Grants & Scholarships
When your plans get turned upside down
Goodwill’s pandemic pivot
We all know what happened to even the best laid plans in 2020. For Goodwill Industries of Southern New England, that meant upending their promising Warehouse Training Program. During the seven-week program, 20 under- or unemployed individuals were to receive technical and hands-on skill training to provide them with the necessary competencies to obtain a living wage job.
Goodwill received a $40,000 grant from the Foundation through Economic Security—one of our three strategic initiatives—to support the program. But when the program was scheduled to begin in the spring, COVID cases were rising throughout the state. “Once COVID struck, it was tough even for our own staff to work. We didn’t know what we were going to do with our warehouse, but we knew we needed to put this very hands-on training program on hold,” states Christine Yankee, vice president of program services for Goodwill.
“We had to figure out how we could still work with those we serve...typically people with barriers to employment,” Christine continues. Conversations with the Foundation followed as to how awarded funds could be utilized. Rather than putting a hold on the funds until a hands-on program could be run safely, we worked with Goodwill to develop a Plan B. So they adapted a Vocational Evaluation services program they had offered for more than 40 years into a virtual program, submitted a revised application, and were approved.
The Virtual Vocational Evaluation services are designed to help unemployed individuals explore work interests, determine aptitudes and skills, and formulate career plans. Christine explains, “Job seekers and Goodwill Vocational Evaluators are able to see and interact with each other through an online teleconferencing system, making it essentially the same experience as the face-to-face evaluation.”
Components of the program include a professional development curriculum to provide job seekers with an understanding of workplace expectations and the skills needed to meet them; workshops on such topics as résumé writing and interviewing skills; and retention services through which Goodwill supports both the employer and employee for six months.
“We try to target folks who are not eligible for other services and who are not only unemployed but considered at-risk,” Christine says, noting individuals may be considered at-risk due to disabilities, being of an ethnic minority, having English as a second language, being of low socioeconomic status, or other factors.
“The Foundation grant is allowing us to serve people in need that we otherwise could not serve.
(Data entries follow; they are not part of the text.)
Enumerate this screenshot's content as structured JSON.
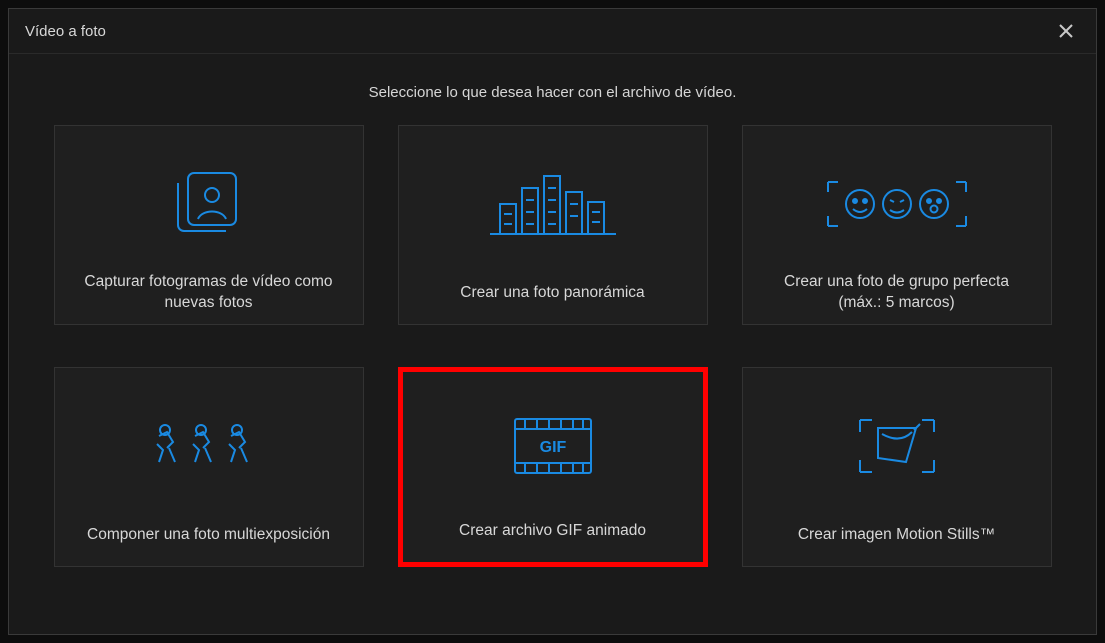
{
  "dialog": {
    "title": "Vídeo a foto",
    "subtitle": "Seleccione lo que desea hacer con el archivo de vídeo.",
    "options": [
      {
        "label": "Capturar fotogramas de vídeo como nuevas fotos"
      },
      {
        "label": "Crear una foto panorámica"
      },
      {
        "label": "Crear una foto de grupo perfecta (máx.: 5 marcos)"
      },
      {
        "label": "Componer una foto multiexposición"
      },
      {
        "label": "Crear archivo GIF animado"
      },
      {
        "label": "Crear imagen Motion Stills™"
      }
    ],
    "highlighted_index": 4
  }
}
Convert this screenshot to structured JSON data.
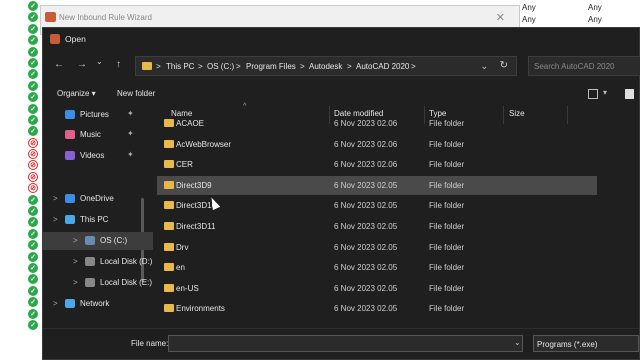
{
  "background": {
    "rows": [
      {
        "col1": "Any",
        "col2": "Any"
      },
      {
        "col1": "Any",
        "col2": "Any"
      }
    ],
    "icon_states": [
      "ok",
      "ok",
      "ok",
      "ok",
      "ok",
      "ok",
      "ok",
      "ok",
      "ok",
      "ok",
      "ok",
      "ok",
      "no",
      "no",
      "no",
      "no",
      "no",
      "ok",
      "ok",
      "ok",
      "ok",
      "ok",
      "ok",
      "ok",
      "ok",
      "ok",
      "ok",
      "ok",
      "ok"
    ]
  },
  "wizard": {
    "title": "New Inbound Rule Wizard",
    "close": "✕"
  },
  "dialog": {
    "title": "Open",
    "nav": {
      "back": "←",
      "forward": "→",
      "dropdown": "⌄",
      "up": "↑"
    },
    "breadcrumb": [
      "This PC",
      "OS (C:)",
      "Program Files",
      "Autodesk",
      "AutoCAD 2020"
    ],
    "separator": ">",
    "address_dropdown": "⌄",
    "refresh": "↻",
    "search_placeholder": "Search AutoCAD 2020",
    "toolbar": {
      "organize": "Organize ▾",
      "new_folder": "New folder",
      "view_dd": "▾"
    },
    "nav_pane": [
      {
        "label": "Pictures",
        "icon": "pictures-icon",
        "color": "#3a8ee6",
        "pinned": true
      },
      {
        "label": "Music",
        "icon": "music-icon",
        "color": "#e0608a",
        "pinned": true
      },
      {
        "label": "Videos",
        "icon": "videos-icon",
        "color": "#8a5fd1",
        "pinned": true
      },
      {
        "label": "OneDrive",
        "icon": "onedrive-icon",
        "color": "#3a8ee6",
        "pinned": false
      },
      {
        "label": "This PC",
        "icon": "this-pc-icon",
        "color": "#4aa8e8",
        "pinned": false
      },
      {
        "label": "OS (C:)",
        "icon": "drive-icon",
        "color": "#6a8bb0",
        "pinned": false
      },
      {
        "label": "Local Disk (D:)",
        "icon": "drive-icon",
        "color": "#888",
        "pinned": false
      },
      {
        "label": "Local Disk (E:)",
        "icon": "drive-icon",
        "color": "#888",
        "pinned": false
      },
      {
        "label": "Network",
        "icon": "network-icon",
        "color": "#4aa8e8",
        "pinned": false
      }
    ],
    "pin_glyph": "📌",
    "chevron": ">",
    "columns": {
      "name": "Name",
      "date": "Date modified",
      "type": "Type",
      "size": "Size"
    },
    "sort_arrow": "^",
    "files": [
      {
        "name": "ACAOE",
        "date": "6 Nov 2023 02.06",
        "type": "File folder"
      },
      {
        "name": "AcWebBrowser",
        "date": "6 Nov 2023 02.06",
        "type": "File folder"
      },
      {
        "name": "CER",
        "date": "6 Nov 2023 02.06",
        "type": "File folder"
      },
      {
        "name": "Direct3D9",
        "date": "6 Nov 2023 02.05",
        "type": "File folder"
      },
      {
        "name": "Direct3D10",
        "date": "6 Nov 2023 02.05",
        "type": "File folder"
      },
      {
        "name": "Direct3D11",
        "date": "6 Nov 2023 02.05",
        "type": "File folder"
      },
      {
        "name": "Drv",
        "date": "6 Nov 2023 02.05",
        "type": "File folder"
      },
      {
        "name": "en",
        "date": "6 Nov 2023 02.05",
        "type": "File folder"
      },
      {
        "name": "en-US",
        "date": "6 Nov 2023 02.05",
        "type": "File folder"
      },
      {
        "name": "Environments",
        "date": "6 Nov 2023 02.05",
        "type": "File folder"
      }
    ],
    "hovered_file": "Direct3D9",
    "file_name_label": "File name:",
    "file_name_value": "",
    "file_name_dropdown": "⌄",
    "file_type": "Programs (*.exe)"
  }
}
The funding has allowed me to bring more staff back. We all just want to help everyone. There’s nothing worse than turning someone away,” Christine believes.
Before it went virtual, the Vocational Evaluation program had a 95% placement rate for those who completed the program. Noting an increase in manufacturing jobs in Rhode Island, Christine is optimistic about the virtual program's potential success, as well. “If we have someone eager to get a job, someone who really wants to work, we’ll keep working with them until they’re employed. There are jobs out there,” she concludes.
The program highlighted here aligns with the Foundation’s focus on investing in effective workforce development efforts. We support proven programs that demonstrate results, with an emphasis on serving high need populations (i.e. low income job seekers, people of color, and those with the greatest barriers to employment). To support grants like this one, consider a gift to the Fund for Rhode Island, www.rifoundation.org/SupportRI, or contact our Development team about co-funding opportunities, www.rifoundation.org/DevelStaff.